Adding a Glider category rating to your existing airman certificate is an enjoyable way to satisfy your FAR 61 Flight Review requirements and many pilots have done just that. The requirements imposed on transition pilots are quite modest; for example, if you’re adding a rating no higher than your existing grade of certificate (Private or Commercial) there’s no written FAA Knowledge Test to take. FAR Part 61 also allows you to take the practical test with a Designated Pilot Examiner after as little as three hours of dual instruction.
However, learning to fly a sailplane is only a small part of the fascinating journey to becoming a soaring pilot. A fully qualified sailplane pilot understands subtle aerodynamic considerations that are rarely taught in the world of powered flight, has much deeper insights into meteorology than his or her airplane-only colleagues, and practices “low-loss” energy management techniques that are almost unknown to other flight disciplines. Many professional pilots have found their glider training to be very helpful in their airline or other compensated flying.
Best of all, soaring is recreational flying as it was meant to be! It’s basic VFR aviation, with minimal interaction with ATC, without crewmembers to manage, usually without even passengers. It’s hand-flying a simple, straightforward, viceless aircraft that handle impeccably; it’s testing yourself against the vagaries of the natural world; it’s camaraderie with fellow aviators who are as passionate about their airmanship as you are!

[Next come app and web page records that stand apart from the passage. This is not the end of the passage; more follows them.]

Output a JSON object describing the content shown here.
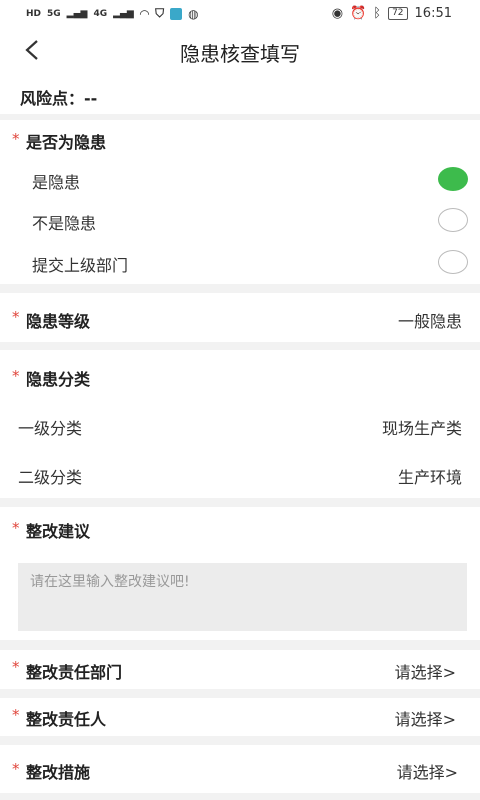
{
  "status_bar": {
    "left_badges": [
      "HD",
      "5G",
      "4G"
    ],
    "time": "16:51",
    "battery": "72"
  },
  "header": {
    "title": "隐患核查填写"
  },
  "risk_point": {
    "label": "风险点：--"
  },
  "is_hazard": {
    "title": "是否为隐患",
    "options": [
      {
        "label": "是隐患",
        "selected": true
      },
      {
        "label": "不是隐患",
        "selected": false
      },
      {
        "label": "提交上级部门",
        "selected": false
      }
    ]
  },
  "hazard_level": {
    "label": "隐患等级",
    "value": "一般隐患"
  },
  "hazard_category": {
    "title": "隐患分类",
    "level1": {
      "label": "一级分类",
      "value": "现场生产类"
    },
    "level2": {
      "label": "二级分类",
      "value": "生产环境"
    }
  },
  "suggestion": {
    "title": "整改建议",
    "placeholder": "请在这里输入整改建议吧!"
  },
  "responsible_dept": {
    "label": "整改责任部门",
    "value": "请选择>"
  },
  "responsible_person": {
    "label": "整改责任人",
    "value": "请选择>"
  },
  "measures": {
    "label": "整改措施",
    "value": "请选择>"
  },
  "required_mark": "*",
  "colors": {
    "accent": "#3dbb4c",
    "required": "#e0463c"
  }
}
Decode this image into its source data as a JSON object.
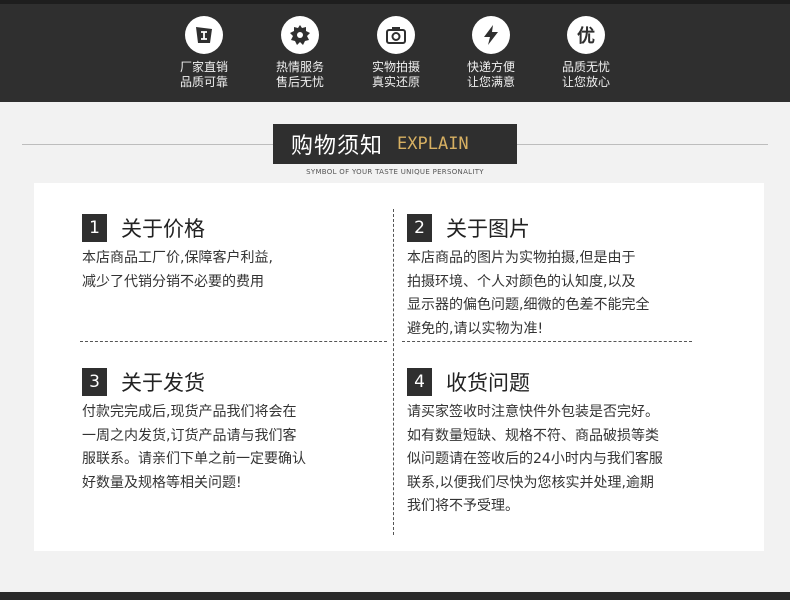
{
  "badges": [
    {
      "icon": "factory-badge-icon",
      "line1": "厂家直销",
      "line2": "品质可靠"
    },
    {
      "icon": "gear-icon",
      "line1": "热情服务",
      "line2": "售后无忧"
    },
    {
      "icon": "camera-icon",
      "line1": "实物拍摄",
      "line2": "真实还原"
    },
    {
      "icon": "lightning-icon",
      "line1": "快递方便",
      "line2": "让您满意"
    },
    {
      "icon": "quality-icon",
      "glyph": "优",
      "line1": "品质无忧",
      "line2": "让您放心"
    }
  ],
  "header": {
    "title_cn": "购物须知",
    "title_en": "EXPLAIN",
    "subtitle": "SYMBOL OF YOUR TASTE UNIQUE PERSONALITY"
  },
  "sections": [
    {
      "num": "1",
      "title": "关于价格",
      "lines": [
        "本店商品工厂价,保障客户利益,",
        "减少了代销分销不必要的费用"
      ]
    },
    {
      "num": "2",
      "title": "关于图片",
      "lines": [
        "本店商品的图片为实物拍摄,但是由于",
        "拍摄环境、个人对颜色的认知度,以及",
        "显示器的偏色问题,细微的色差不能完全",
        "避免的,请以实物为准!"
      ]
    },
    {
      "num": "3",
      "title": "关于发货",
      "lines": [
        "付款完完成后,现货产品我们将会在",
        "一周之内发货,订货产品请与我们客",
        "服联系。请亲们下单之前一定要确认",
        "好数量及规格等相关问题!"
      ]
    },
    {
      "num": "4",
      "title": "收货问题",
      "lines": [
        "请买家签收时注意快件外包装是否完好。",
        "如有数量短缺、规格不符、商品破损等类",
        "似问题请在签收后的24小时内与我们客服",
        "联系,以便我们尽快为您核实并处理,逾期",
        "我们将不予受理。"
      ]
    }
  ],
  "colors": {
    "dark": "#2f2f2f",
    "accent": "#d7b062",
    "panel": "#ffffff",
    "background": "#f2f2f2"
  }
}
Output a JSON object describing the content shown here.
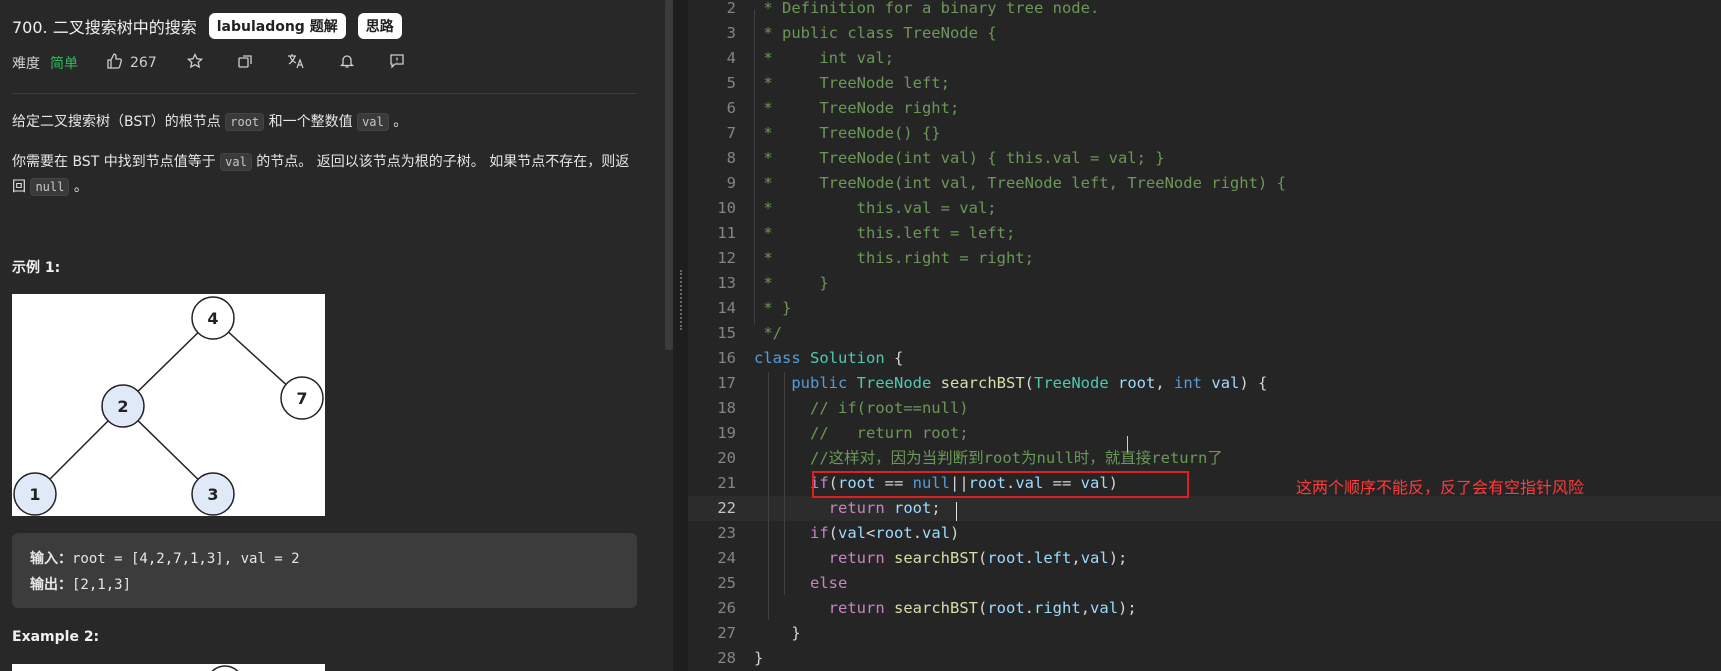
{
  "problem": {
    "title": "700. 二叉搜索树中的搜索",
    "tags": [
      "labuladong 题解",
      "思路"
    ],
    "difficulty_label": "难度",
    "difficulty": "简单",
    "likes": "267",
    "desc1_a": "给定二叉搜索树（BST）的根节点",
    "desc1_code1": "root",
    "desc1_b": "和一个整数值",
    "desc1_code2": "val",
    "desc1_c": "。",
    "desc2_a": "你需要在 BST 中找到节点值等于",
    "desc2_code1": "val",
    "desc2_b": "的节点。 返回以该节点为根的子树。 如果节点不存在，则返回",
    "desc2_code2": "null",
    "desc2_c": "。",
    "example1_heading": "示例 1:",
    "example1_input_label": "输入：",
    "example1_input": "root = [4,2,7,1,3], val = 2",
    "example1_output_label": "输出：",
    "example1_output": "[2,1,3]",
    "example2_heading": "Example 2:",
    "tree_nodes": [
      "4",
      "2",
      "7",
      "1",
      "3"
    ]
  },
  "editor": {
    "current_line": 22,
    "lines": [
      {
        "n": "2",
        "text": " * Definition for a binary tree node.",
        "cls": "comment"
      },
      {
        "n": "3",
        "text": " * public class TreeNode {",
        "cls": "comment"
      },
      {
        "n": "4",
        "text": " *     int val;",
        "cls": "comment"
      },
      {
        "n": "5",
        "text": " *     TreeNode left;",
        "cls": "comment"
      },
      {
        "n": "6",
        "text": " *     TreeNode right;",
        "cls": "comment"
      },
      {
        "n": "7",
        "text": " *     TreeNode() {}",
        "cls": "comment"
      },
      {
        "n": "8",
        "text": " *     TreeNode(int val) { this.val = val; }",
        "cls": "comment"
      },
      {
        "n": "9",
        "text": " *     TreeNode(int val, TreeNode left, TreeNode right) {",
        "cls": "comment"
      },
      {
        "n": "10",
        "text": " *         this.val = val;",
        "cls": "comment"
      },
      {
        "n": "11",
        "text": " *         this.left = left;",
        "cls": "comment"
      },
      {
        "n": "12",
        "text": " *         this.right = right;",
        "cls": "comment"
      },
      {
        "n": "13",
        "text": " *     }",
        "cls": "comment"
      },
      {
        "n": "14",
        "text": " * }",
        "cls": "comment"
      },
      {
        "n": "15",
        "text": " */",
        "cls": "comment"
      },
      {
        "n": "16",
        "text": "class Solution {",
        "cls": "code"
      },
      {
        "n": "17",
        "text": "    public TreeNode searchBST(TreeNode root, int val) {",
        "cls": "code"
      },
      {
        "n": "18",
        "text": "      // if(root==null)",
        "cls": "comment"
      },
      {
        "n": "19",
        "text": "      //   return root;",
        "cls": "comment"
      },
      {
        "n": "20",
        "text": "      //这样对，因为当判断到root为null时，就直接return了",
        "cls": "comment"
      },
      {
        "n": "21",
        "text": "      if(root == null||root.val == val)",
        "cls": "code"
      },
      {
        "n": "22",
        "text": "        return root;",
        "cls": "code"
      },
      {
        "n": "23",
        "text": "      if(val<root.val)",
        "cls": "code"
      },
      {
        "n": "24",
        "text": "        return searchBST(root.left,val);",
        "cls": "code"
      },
      {
        "n": "25",
        "text": "      else",
        "cls": "code"
      },
      {
        "n": "26",
        "text": "        return searchBST(root.right,val);",
        "cls": "code"
      },
      {
        "n": "27",
        "text": "    }",
        "cls": "code"
      },
      {
        "n": "28",
        "text": "}",
        "cls": "code"
      }
    ],
    "annotation": "这两个顺序不能反，反了会有空指针风险"
  },
  "colors": {
    "keyword": "#569cd6",
    "type": "#4ec9b0",
    "method": "#dcdcaa",
    "param": "#9cdcfe",
    "comment": "#6a9955",
    "control": "#c586c0",
    "annotation": "#ff3b3b",
    "easy": "#2cbb5d"
  }
}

What kinds of pilots add glider ratings for the sheer enjoyment of it all? Airline pilots, former tactical pilots, NASA test pilots, even astronauts.